[Collected data entries]

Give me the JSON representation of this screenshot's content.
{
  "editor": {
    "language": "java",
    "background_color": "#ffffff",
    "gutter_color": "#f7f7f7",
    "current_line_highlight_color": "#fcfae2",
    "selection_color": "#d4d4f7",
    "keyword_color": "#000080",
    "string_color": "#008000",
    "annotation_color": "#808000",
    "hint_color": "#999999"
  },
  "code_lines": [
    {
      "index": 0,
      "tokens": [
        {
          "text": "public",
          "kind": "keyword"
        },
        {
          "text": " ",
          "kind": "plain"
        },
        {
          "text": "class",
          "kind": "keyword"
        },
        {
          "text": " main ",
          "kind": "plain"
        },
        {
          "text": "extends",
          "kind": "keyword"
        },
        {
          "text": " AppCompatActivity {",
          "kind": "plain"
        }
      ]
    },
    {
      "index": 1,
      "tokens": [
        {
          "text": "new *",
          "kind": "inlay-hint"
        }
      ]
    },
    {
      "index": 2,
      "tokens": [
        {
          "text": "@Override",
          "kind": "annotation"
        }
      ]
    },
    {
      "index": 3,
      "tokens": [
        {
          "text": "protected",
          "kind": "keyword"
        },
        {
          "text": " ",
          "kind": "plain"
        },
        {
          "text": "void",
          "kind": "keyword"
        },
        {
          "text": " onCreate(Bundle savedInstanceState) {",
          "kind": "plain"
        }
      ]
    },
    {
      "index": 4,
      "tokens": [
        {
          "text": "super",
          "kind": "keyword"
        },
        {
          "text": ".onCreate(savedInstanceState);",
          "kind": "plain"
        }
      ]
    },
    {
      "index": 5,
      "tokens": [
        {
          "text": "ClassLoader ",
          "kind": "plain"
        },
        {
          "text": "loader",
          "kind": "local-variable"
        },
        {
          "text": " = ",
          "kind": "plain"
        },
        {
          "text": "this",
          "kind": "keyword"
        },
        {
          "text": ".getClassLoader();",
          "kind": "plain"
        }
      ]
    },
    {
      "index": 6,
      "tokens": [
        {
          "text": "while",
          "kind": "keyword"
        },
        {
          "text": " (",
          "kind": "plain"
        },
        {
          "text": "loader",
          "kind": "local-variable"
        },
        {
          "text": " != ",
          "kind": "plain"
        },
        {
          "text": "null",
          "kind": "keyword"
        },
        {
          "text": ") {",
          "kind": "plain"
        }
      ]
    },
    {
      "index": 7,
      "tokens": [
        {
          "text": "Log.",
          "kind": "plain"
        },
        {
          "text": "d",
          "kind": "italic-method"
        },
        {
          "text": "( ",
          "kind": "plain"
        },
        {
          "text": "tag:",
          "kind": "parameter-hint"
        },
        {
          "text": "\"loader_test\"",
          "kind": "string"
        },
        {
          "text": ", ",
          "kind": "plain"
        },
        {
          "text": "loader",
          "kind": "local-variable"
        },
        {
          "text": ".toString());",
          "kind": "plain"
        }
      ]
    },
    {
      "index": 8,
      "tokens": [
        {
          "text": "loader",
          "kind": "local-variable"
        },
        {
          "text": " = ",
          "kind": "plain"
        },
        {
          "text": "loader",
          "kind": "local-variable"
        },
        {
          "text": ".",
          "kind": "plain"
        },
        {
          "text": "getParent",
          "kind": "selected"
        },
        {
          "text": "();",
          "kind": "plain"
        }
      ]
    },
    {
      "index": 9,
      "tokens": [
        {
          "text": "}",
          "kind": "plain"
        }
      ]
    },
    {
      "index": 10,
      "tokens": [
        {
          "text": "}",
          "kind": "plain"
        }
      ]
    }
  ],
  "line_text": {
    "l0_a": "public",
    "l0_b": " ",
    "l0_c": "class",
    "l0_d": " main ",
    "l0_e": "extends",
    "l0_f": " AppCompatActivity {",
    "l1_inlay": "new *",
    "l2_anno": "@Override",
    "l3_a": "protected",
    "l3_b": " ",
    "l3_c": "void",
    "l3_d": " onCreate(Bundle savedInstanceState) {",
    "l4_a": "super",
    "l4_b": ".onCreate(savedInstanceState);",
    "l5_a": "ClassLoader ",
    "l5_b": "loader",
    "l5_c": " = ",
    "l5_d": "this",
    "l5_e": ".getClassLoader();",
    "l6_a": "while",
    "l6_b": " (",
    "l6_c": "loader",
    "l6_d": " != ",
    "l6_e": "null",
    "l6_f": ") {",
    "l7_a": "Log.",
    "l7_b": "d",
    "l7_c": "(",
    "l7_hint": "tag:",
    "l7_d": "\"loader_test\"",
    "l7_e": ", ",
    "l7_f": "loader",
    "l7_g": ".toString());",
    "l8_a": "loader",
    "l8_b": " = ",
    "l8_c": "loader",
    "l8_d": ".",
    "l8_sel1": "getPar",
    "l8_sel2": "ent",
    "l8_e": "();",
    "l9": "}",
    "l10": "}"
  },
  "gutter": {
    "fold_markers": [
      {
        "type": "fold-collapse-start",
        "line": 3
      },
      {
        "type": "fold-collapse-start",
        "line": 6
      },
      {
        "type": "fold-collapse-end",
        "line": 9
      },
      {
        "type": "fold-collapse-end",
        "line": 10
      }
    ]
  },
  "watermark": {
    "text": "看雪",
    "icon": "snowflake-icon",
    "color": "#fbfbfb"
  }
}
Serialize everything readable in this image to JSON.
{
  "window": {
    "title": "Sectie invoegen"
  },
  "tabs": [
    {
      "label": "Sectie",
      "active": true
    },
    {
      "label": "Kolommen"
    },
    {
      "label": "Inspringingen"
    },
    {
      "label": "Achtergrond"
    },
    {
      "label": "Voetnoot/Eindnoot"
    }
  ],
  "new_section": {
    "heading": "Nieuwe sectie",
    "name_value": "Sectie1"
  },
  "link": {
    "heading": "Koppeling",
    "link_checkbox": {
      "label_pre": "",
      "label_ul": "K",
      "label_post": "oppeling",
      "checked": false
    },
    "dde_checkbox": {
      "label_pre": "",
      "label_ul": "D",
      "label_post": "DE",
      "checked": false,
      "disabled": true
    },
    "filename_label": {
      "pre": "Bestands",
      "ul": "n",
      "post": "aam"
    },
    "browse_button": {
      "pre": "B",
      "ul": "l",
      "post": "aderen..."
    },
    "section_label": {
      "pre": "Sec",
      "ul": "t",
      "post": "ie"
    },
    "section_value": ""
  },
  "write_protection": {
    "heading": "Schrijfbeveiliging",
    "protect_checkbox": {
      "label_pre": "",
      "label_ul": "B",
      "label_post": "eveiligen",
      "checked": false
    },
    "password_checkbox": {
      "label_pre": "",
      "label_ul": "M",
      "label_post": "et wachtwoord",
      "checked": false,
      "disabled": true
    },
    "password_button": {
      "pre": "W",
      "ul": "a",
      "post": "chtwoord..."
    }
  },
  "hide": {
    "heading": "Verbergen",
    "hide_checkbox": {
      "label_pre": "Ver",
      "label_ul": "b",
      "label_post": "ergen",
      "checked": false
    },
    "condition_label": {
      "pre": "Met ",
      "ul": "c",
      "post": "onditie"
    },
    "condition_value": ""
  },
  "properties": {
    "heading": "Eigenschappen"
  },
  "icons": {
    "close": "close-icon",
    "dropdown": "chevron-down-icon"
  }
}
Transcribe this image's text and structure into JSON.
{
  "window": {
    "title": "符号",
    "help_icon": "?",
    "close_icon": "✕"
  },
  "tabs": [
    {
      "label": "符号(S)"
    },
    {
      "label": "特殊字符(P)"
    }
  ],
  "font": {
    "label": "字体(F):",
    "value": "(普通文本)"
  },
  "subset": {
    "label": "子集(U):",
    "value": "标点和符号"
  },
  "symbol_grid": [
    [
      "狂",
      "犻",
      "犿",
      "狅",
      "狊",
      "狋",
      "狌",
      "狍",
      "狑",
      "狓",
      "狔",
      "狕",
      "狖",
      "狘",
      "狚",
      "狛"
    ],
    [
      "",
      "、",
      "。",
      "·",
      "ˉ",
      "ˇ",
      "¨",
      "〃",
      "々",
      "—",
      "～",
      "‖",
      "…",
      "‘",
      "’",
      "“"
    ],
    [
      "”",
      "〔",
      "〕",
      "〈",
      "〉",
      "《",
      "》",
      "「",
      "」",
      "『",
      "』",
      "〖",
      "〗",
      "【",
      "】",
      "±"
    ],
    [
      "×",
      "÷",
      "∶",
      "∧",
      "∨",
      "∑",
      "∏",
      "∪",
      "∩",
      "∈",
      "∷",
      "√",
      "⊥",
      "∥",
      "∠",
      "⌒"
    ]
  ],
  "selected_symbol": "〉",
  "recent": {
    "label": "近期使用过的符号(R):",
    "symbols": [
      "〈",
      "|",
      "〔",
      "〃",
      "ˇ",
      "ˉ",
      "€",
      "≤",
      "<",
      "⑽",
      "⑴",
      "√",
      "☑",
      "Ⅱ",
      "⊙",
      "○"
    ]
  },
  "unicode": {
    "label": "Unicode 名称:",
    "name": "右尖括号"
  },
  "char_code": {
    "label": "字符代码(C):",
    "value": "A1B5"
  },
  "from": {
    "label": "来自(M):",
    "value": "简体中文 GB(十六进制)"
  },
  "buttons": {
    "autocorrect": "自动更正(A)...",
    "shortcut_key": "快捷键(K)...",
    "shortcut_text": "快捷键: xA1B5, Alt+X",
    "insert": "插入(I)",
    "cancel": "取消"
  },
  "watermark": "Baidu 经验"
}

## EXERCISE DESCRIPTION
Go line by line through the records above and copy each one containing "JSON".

## EXPECTED ANSWER
Give me the JSON representation of this screenshot's content.
Serialize everything readable in this image to JSON.
Transcribe this image's text and structure into JSON.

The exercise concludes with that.